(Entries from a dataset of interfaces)

---+---

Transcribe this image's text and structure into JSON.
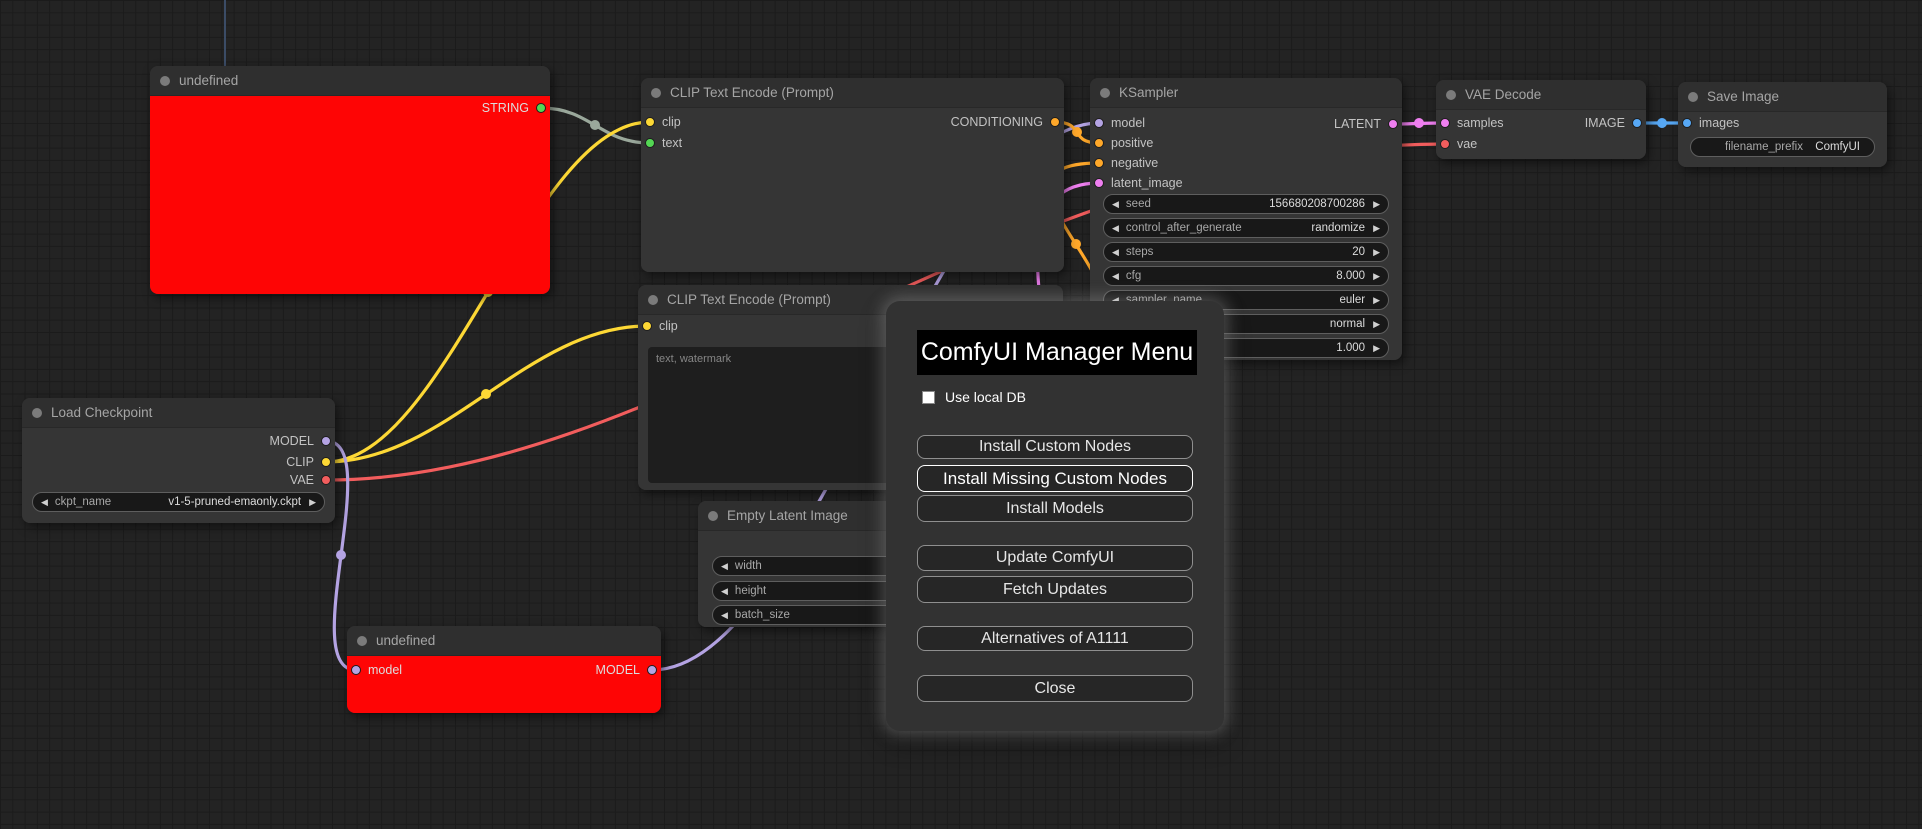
{
  "nodes": [
    {
      "title": "undefined",
      "outputs": [
        "STRING"
      ]
    },
    {
      "title": "CLIP Text Encode (Prompt)",
      "inputs": [
        "clip",
        "text"
      ],
      "outputs": [
        "CONDITIONING"
      ]
    },
    {
      "title": "KSampler",
      "inputs": [
        "model",
        "positive",
        "negative",
        "latent_image"
      ],
      "outputs": [
        "LATENT"
      ],
      "widgets": [
        {
          "label": "seed",
          "value": "156680208700286"
        },
        {
          "label": "control_after_generate",
          "value": "randomize"
        },
        {
          "label": "steps",
          "value": "20"
        },
        {
          "label": "cfg",
          "value": "8.000"
        },
        {
          "label": "sampler_name",
          "value": "euler"
        },
        {
          "label": "",
          "value": "normal"
        },
        {
          "label": "",
          "value": "1.000"
        }
      ]
    },
    {
      "title": "VAE Decode",
      "inputs": [
        "samples",
        "vae"
      ],
      "outputs": [
        "IMAGE"
      ]
    },
    {
      "title": "Save Image",
      "inputs": [
        "images"
      ],
      "widgets": [
        {
          "label": "filename_prefix",
          "value": "ComfyUI"
        }
      ]
    },
    {
      "title": "Load Checkpoint",
      "outputs": [
        "MODEL",
        "CLIP",
        "VAE"
      ],
      "widgets": [
        {
          "label": "ckpt_name",
          "value": "v1-5-pruned-emaonly.ckpt"
        }
      ]
    },
    {
      "title": "CLIP Text Encode (Prompt)",
      "inputs": [
        "clip"
      ],
      "text": "text, watermark"
    },
    {
      "title": "Empty Latent Image",
      "widgets": [
        {
          "label": "width"
        },
        {
          "label": "height"
        },
        {
          "label": "batch_size"
        }
      ]
    },
    {
      "title": "undefined",
      "inputs": [
        "model"
      ],
      "outputs": [
        "MODEL"
      ]
    }
  ],
  "widget_arrows": {
    "left": "◀",
    "right": "▶"
  },
  "dialog": {
    "title": "ComfyUI Manager Menu",
    "checkbox_label": "Use local DB",
    "checkbox_checked": false,
    "buttons": [
      "Install Custom Nodes",
      "Install Missing Custom Nodes",
      "Install Models",
      "Update ComfyUI",
      "Fetch Updates",
      "Alternatives of A1111",
      "Close"
    ]
  },
  "colors": {
    "canvas_bg": "#232323",
    "node_body": "#353535",
    "node_title_bg": "#2f2f2f",
    "node_error_red": "#fe0505",
    "link_string_wire": "#9aa89b",
    "slot_string_green": "#54d754",
    "slot_clip_yellow": "#fdd835",
    "slot_conditioning_orange": "#ffa82a",
    "slot_model_purple": "#b4a3e3",
    "slot_latent_pink": "#ef7ff0",
    "slot_vae_red": "#f25d5d",
    "slot_image_blue": "#57a8f5",
    "dialog_title_bg": "#000000"
  }
}
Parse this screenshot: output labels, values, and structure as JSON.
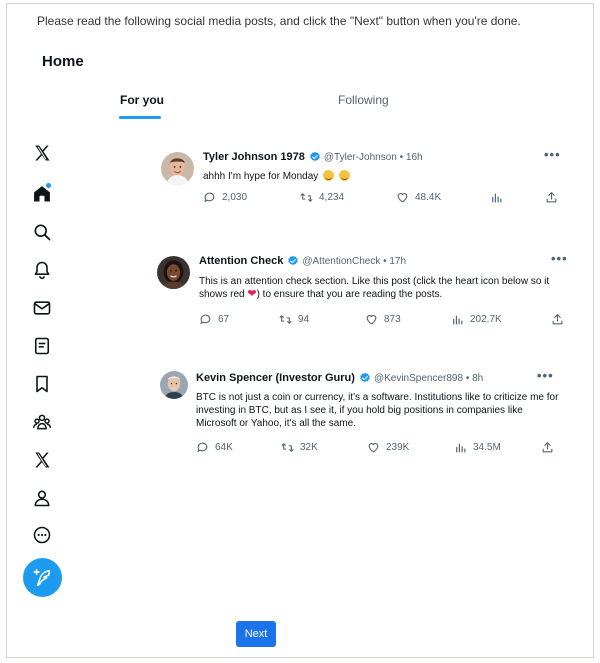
{
  "instructions": "Please read the following social media posts, and click the \"Next\" button when you're done.",
  "header": {
    "title": "Home"
  },
  "tabs": [
    {
      "label": "For you",
      "active": true
    },
    {
      "label": "Following",
      "active": false
    }
  ],
  "nav": {
    "icons": [
      "x-logo-icon",
      "home-icon",
      "search-icon",
      "bell-icon",
      "mail-icon",
      "list-icon",
      "bookmark-icon",
      "communities-icon",
      "premium-x-icon",
      "profile-icon",
      "more-icon"
    ],
    "compose_icon": "compose-feather-icon"
  },
  "posts": [
    {
      "name": "Tyler Johnson 1978",
      "handle": "@Tyler-Johnson",
      "time": "• 16h",
      "text": "ahhh I'm hype for Monday",
      "replies": "2,030",
      "reposts": "4,234",
      "likes": "48.4K",
      "views": ""
    },
    {
      "name": "Attention Check",
      "handle": "@AttentionCheck",
      "time": "• 17h",
      "text_a": "This is an attention check section. Like this post (click the heart icon below so it shows red",
      "text_b": ") to ensure that you are reading the posts.",
      "replies": "67",
      "reposts": "94",
      "likes": "873",
      "views": "202.7K"
    },
    {
      "name": "Kevin Spencer (Investor Guru)",
      "handle": "@KevinSpencer898",
      "time": "• 8h",
      "text": "BTC is not just a coin or currency, it's a software. Institutions like to criticize me for investing in BTC, but as I see it, if you hold big positions in companies like Microsoft or Yahoo, it's all the same.",
      "replies": "64K",
      "reposts": "32K",
      "likes": "239K",
      "views": "34.5M"
    }
  ],
  "next_button": {
    "label": "Next"
  },
  "colors": {
    "accent": "#1d9bf0",
    "next_button": "#1a73e8",
    "heart": "#e0245e"
  }
}
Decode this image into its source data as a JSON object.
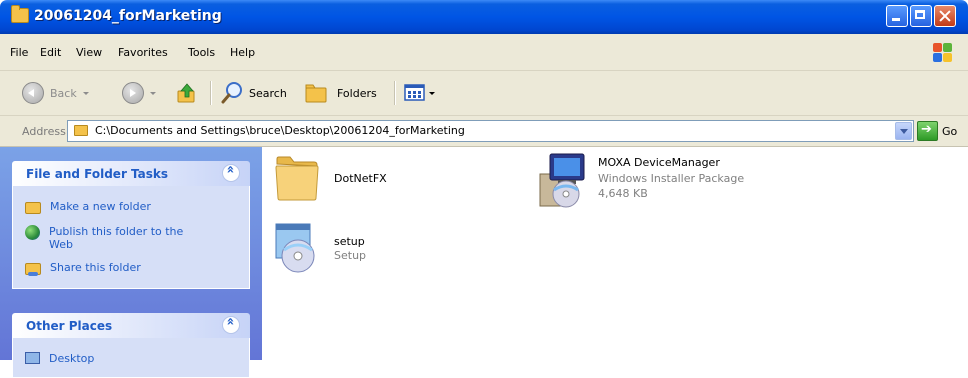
{
  "window": {
    "title": "20061204_forMarketing"
  },
  "menu": [
    "File",
    "Edit",
    "View",
    "Favorites",
    "Tools",
    "Help"
  ],
  "toolbar": {
    "back_label": "Back",
    "search_label": "Search",
    "folders_label": "Folders"
  },
  "address": {
    "label": "Address",
    "path": "C:\\Documents and Settings\\bruce\\Desktop\\20061204_forMarketing",
    "go_label": "Go"
  },
  "taskpane": {
    "file_tasks": {
      "title": "File and Folder Tasks",
      "items": [
        {
          "label": "Make a new folder",
          "icon": "new-folder-icon"
        },
        {
          "label": "Publish this folder to the Web",
          "icon": "globe-icon"
        },
        {
          "label": "Share this folder",
          "icon": "share-folder-icon"
        }
      ]
    },
    "other_places": {
      "title": "Other Places",
      "items": [
        {
          "label": "Desktop",
          "icon": "desktop-icon"
        }
      ]
    }
  },
  "files": [
    {
      "name": "DotNetFX",
      "type": "",
      "size": "",
      "icon": "folder-icon"
    },
    {
      "name": "MOXA DeviceManager",
      "type": "Windows Installer Package",
      "size": "4,648 KB",
      "icon": "installer-package-icon"
    },
    {
      "name": "setup",
      "type": "Setup",
      "size": "",
      "icon": "setup-icon"
    }
  ],
  "colors": {
    "titlebar": "#0055e5",
    "taskpane": "#6f8fe0",
    "link": "#215dc6"
  }
}
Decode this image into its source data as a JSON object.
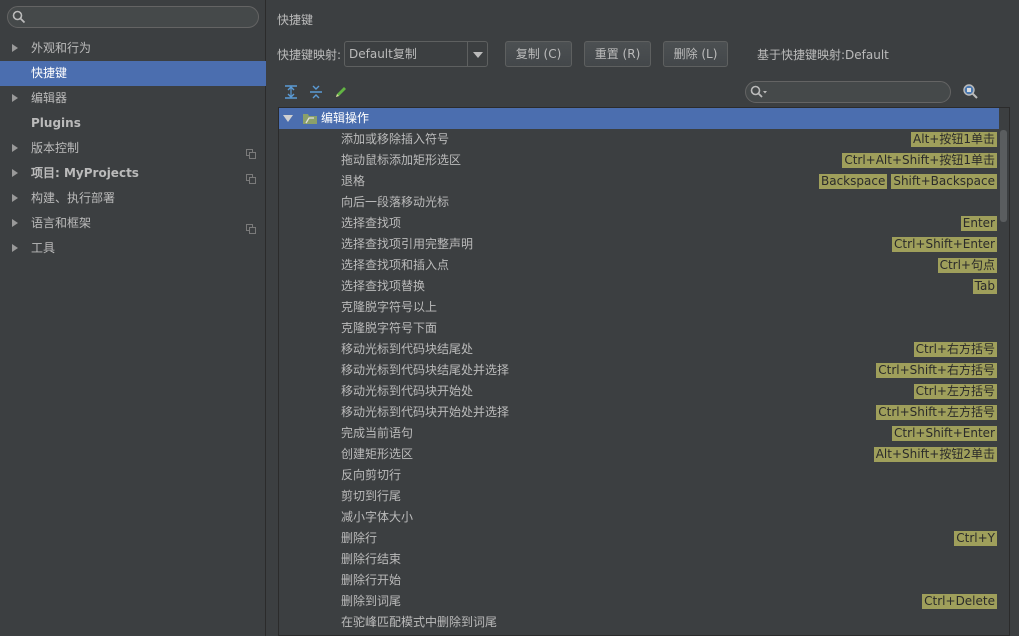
{
  "sidebar": {
    "search_placeholder": "",
    "items": [
      {
        "label": "外观和行为",
        "arrow": true,
        "selected": false
      },
      {
        "label": "快捷键",
        "arrow": false,
        "selected": true
      },
      {
        "label": "编辑器",
        "arrow": true,
        "selected": false
      },
      {
        "label": "Plugins",
        "arrow": false,
        "selected": false
      },
      {
        "label": "版本控制",
        "arrow": true,
        "selected": false,
        "project_icon": true
      },
      {
        "label": "项目: MyProjects",
        "arrow": true,
        "selected": false,
        "project_icon": true
      },
      {
        "label": "构建、执行部署",
        "arrow": true,
        "selected": false
      },
      {
        "label": "语言和框架",
        "arrow": true,
        "selected": false,
        "project_icon": true
      },
      {
        "label": "工具",
        "arrow": true,
        "selected": false
      }
    ]
  },
  "main": {
    "title": "快捷键",
    "keymap_label": "快捷键映射:",
    "keymap_value": "Default复制",
    "buttons": {
      "copy": "复制 (C)",
      "reset": "重置 (R)",
      "delete": "删除 (L)"
    },
    "based_on": "基于快捷键映射:Default",
    "tree": {
      "root_label": "编辑操作",
      "rows": [
        {
          "name": "添加或移除插入符号",
          "keys": [
            "Alt+按钮1单击"
          ]
        },
        {
          "name": "拖动鼠标添加矩形选区",
          "keys": [
            "Ctrl+Alt+Shift+按钮1单击"
          ]
        },
        {
          "name": "退格",
          "keys": [
            "Backspace",
            "Shift+Backspace"
          ]
        },
        {
          "name": "向后一段落移动光标",
          "keys": []
        },
        {
          "name": "选择查找项",
          "keys": [
            "Enter"
          ]
        },
        {
          "name": "选择查找项引用完整声明",
          "keys": [
            "Ctrl+Shift+Enter"
          ]
        },
        {
          "name": "选择查找项和插入点",
          "keys": [
            "Ctrl+句点"
          ]
        },
        {
          "name": "选择查找项替换",
          "keys": [
            "Tab"
          ]
        },
        {
          "name": "克隆脱字符号以上",
          "keys": []
        },
        {
          "name": "克隆脱字符号下面",
          "keys": []
        },
        {
          "name": "移动光标到代码块结尾处",
          "keys": [
            "Ctrl+右方括号"
          ]
        },
        {
          "name": "移动光标到代码块结尾处并选择",
          "keys": [
            "Ctrl+Shift+右方括号"
          ]
        },
        {
          "name": "移动光标到代码块开始处",
          "keys": [
            "Ctrl+左方括号"
          ]
        },
        {
          "name": "移动光标到代码块开始处并选择",
          "keys": [
            "Ctrl+Shift+左方括号"
          ]
        },
        {
          "name": "完成当前语句",
          "keys": [
            "Ctrl+Shift+Enter"
          ]
        },
        {
          "name": "创建矩形选区",
          "keys": [
            "Alt+Shift+按钮2单击"
          ]
        },
        {
          "name": "反向剪切行",
          "keys": []
        },
        {
          "name": "剪切到行尾",
          "keys": []
        },
        {
          "name": "减小字体大小",
          "keys": []
        },
        {
          "name": "删除行",
          "keys": [
            "Ctrl+Y"
          ]
        },
        {
          "name": "删除行结束",
          "keys": []
        },
        {
          "name": "删除行开始",
          "keys": []
        },
        {
          "name": "删除到词尾",
          "keys": [
            "Ctrl+Delete"
          ]
        },
        {
          "name": "在驼峰匹配模式中删除到词尾",
          "keys": []
        }
      ]
    }
  },
  "colors": {
    "background": "#3c3f41",
    "selection": "#4b6eaf",
    "shortcut_badge": "#9f9f5b",
    "text": "#bbbbbb"
  },
  "icons": [
    "search-icon",
    "expand-all-icon",
    "collapse-all-icon",
    "edit-icon",
    "find-by-shortcut-icon",
    "folder-icon",
    "project-icon"
  ]
}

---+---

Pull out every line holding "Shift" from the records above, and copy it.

            "Ctrl+Alt+Shift+按钮1单击"
            "Shift+Backspace"
            "Ctrl+Shift+Enter"
            "Ctrl+Shift+右方括号"
            "Ctrl+Shift+左方括号"
            "Ctrl+Shift+Enter"
            "Alt+Shift+按钮2单击"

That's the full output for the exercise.